## [GIVEN RECORDS]
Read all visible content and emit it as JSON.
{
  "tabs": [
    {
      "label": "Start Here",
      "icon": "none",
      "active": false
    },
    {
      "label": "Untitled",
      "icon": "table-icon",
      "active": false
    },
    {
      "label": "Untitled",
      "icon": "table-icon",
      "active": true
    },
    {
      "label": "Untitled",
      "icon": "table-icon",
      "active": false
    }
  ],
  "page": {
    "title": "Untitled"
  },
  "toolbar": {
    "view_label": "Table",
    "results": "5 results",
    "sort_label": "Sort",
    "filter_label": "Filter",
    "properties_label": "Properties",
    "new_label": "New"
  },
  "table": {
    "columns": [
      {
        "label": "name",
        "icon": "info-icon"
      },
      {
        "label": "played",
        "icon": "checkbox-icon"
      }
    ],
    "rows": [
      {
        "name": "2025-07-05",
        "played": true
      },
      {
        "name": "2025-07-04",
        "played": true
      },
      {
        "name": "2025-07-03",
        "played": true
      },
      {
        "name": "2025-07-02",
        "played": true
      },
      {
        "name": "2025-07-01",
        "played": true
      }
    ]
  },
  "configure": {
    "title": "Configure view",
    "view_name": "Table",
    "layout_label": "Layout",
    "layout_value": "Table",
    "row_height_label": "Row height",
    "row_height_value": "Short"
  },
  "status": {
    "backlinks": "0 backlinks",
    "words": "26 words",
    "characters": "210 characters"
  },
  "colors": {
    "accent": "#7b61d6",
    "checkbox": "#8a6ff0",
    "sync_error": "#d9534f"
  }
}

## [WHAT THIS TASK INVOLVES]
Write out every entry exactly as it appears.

## [ANSWER TO THIS PROBLEM]
Read all visible content and emit it as JSON.
{
  "tabs": [
    {
      "label": "Start Here",
      "icon": "none",
      "active": false
    },
    {
      "label": "Untitled",
      "icon": "table-icon",
      "active": false
    },
    {
      "label": "Untitled",
      "icon": "table-icon",
      "active": true
    },
    {
      "label": "Untitled",
      "icon": "table-icon",
      "active": false
    }
  ],
  "page": {
    "title": "Untitled"
  },
  "toolbar": {
    "view_label": "Table",
    "results": "5 results",
    "sort_label": "Sort",
    "filter_label": "Filter",
    "properties_label": "Properties",
    "new_label": "New"
  },
  "table": {
    "columns": [
      {
        "label": "name",
        "icon": "info-icon"
      },
      {
        "label": "played",
        "icon": "checkbox-icon"
      }
    ],
    "rows": [
      {
        "name": "2025-07-05",
        "played": true
      },
      {
        "name": "2025-07-04",
        "played": true
      },
      {
        "name": "2025-07-03",
        "played": true
      },
      {
        "name": "2025-07-02",
        "played": true
      },
      {
        "name": "2025-07-01",
        "played": true
      }
    ]
  },
  "configure": {
    "title": "Configure view",
    "view_name": "Table",
    "layout_label": "Layout",
    "layout_value": "Table",
    "row_height_label": "Row height",
    "row_height_value": "Short"
  },
  "status": {
    "backlinks": "0 backlinks",
    "words": "26 words",
    "characters": "210 characters"
  },
  "colors": {
    "accent": "#7b61d6",
    "checkbox": "#8a6ff0",
    "sync_error": "#d9534f"
  }
}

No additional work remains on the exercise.